Most white Christians, and many middle class racial minority communities, have cut themselves off from any intimate life together with poor black communities that struggle every day with a multiplicity of oppressive obstacles. But a movement is happening all around us.
As African Americans faced first slavery and then Jim Crow, they nestled in the black church as a haven. In the 1950s and ’60s, blacks congregated to fight legal oppression. In The Color of Christ, American religion historians Edward Blum and Paul Harvey argue that blacks and whites were once unified under the mantle of Christianity in efforts to combat societal vice and ills. Yet in more recent decades, black religiosity has shifted.
Though many within the black community continue to showcase their religious conservatism, others have slowly drifted away.
When you read children’s literature you expect to smile at the quirky characters fumbling to figure out their growing independence. You might expect to cry as you watch characters face the pain of growing up.
You don’t expect to be confronted by current events like a refugee crisis—and inspired to imagine the kind of society we could be even in the face of terror and fear.
Egypt is facing a severe water shortage, which is getting worse as the population grows. Researchers at Alexandria University are developing an innovative desalination process using a membrane that binds with the salt as salt water passes through it. Since no electricity is used, the process requires about half the energy that other desalination methods use.
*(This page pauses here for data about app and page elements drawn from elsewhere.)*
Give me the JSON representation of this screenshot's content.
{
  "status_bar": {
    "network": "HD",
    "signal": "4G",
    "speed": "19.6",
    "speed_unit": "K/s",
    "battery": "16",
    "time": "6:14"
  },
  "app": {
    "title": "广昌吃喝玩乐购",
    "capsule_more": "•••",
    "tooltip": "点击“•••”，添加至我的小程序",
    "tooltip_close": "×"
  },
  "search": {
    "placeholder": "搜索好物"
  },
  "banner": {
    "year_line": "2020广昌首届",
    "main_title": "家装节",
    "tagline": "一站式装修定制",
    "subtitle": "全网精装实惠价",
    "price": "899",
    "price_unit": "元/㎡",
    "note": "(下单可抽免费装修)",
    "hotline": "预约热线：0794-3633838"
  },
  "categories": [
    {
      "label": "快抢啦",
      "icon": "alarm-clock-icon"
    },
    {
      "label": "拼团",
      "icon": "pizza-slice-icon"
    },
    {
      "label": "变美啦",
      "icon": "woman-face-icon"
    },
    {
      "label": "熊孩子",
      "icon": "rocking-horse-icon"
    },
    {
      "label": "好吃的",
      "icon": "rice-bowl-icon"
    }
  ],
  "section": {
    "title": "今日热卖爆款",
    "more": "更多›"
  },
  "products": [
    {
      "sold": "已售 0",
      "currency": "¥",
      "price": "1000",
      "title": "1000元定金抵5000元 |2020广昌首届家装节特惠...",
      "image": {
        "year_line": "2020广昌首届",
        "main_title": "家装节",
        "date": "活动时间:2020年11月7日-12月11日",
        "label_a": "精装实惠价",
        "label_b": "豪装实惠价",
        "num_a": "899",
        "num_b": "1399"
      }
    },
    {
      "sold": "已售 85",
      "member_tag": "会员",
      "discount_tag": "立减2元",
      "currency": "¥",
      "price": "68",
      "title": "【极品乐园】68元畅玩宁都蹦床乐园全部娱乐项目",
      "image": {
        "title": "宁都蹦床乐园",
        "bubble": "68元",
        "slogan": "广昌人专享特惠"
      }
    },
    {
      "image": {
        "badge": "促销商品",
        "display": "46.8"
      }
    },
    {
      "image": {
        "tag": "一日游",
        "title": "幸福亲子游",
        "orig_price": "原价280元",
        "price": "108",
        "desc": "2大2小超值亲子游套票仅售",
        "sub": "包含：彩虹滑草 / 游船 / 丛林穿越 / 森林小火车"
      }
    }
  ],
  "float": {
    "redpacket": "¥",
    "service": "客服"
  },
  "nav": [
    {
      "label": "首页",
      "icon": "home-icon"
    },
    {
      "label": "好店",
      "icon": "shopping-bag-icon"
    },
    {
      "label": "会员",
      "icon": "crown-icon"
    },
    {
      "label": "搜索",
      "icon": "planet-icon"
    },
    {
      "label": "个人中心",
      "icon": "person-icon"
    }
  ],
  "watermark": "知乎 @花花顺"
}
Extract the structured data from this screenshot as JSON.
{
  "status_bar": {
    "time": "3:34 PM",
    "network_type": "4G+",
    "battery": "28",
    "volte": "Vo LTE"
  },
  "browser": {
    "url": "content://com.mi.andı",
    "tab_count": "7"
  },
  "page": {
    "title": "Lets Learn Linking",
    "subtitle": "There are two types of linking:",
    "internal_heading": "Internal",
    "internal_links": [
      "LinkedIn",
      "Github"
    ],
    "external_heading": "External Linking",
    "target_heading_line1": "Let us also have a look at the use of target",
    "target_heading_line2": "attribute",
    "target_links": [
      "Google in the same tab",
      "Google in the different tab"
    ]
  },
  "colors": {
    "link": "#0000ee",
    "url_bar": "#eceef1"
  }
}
It is hoped that the membrane, consisting of five components, can be mass-produced and used worldwide (Christian Science Monitor, October 28).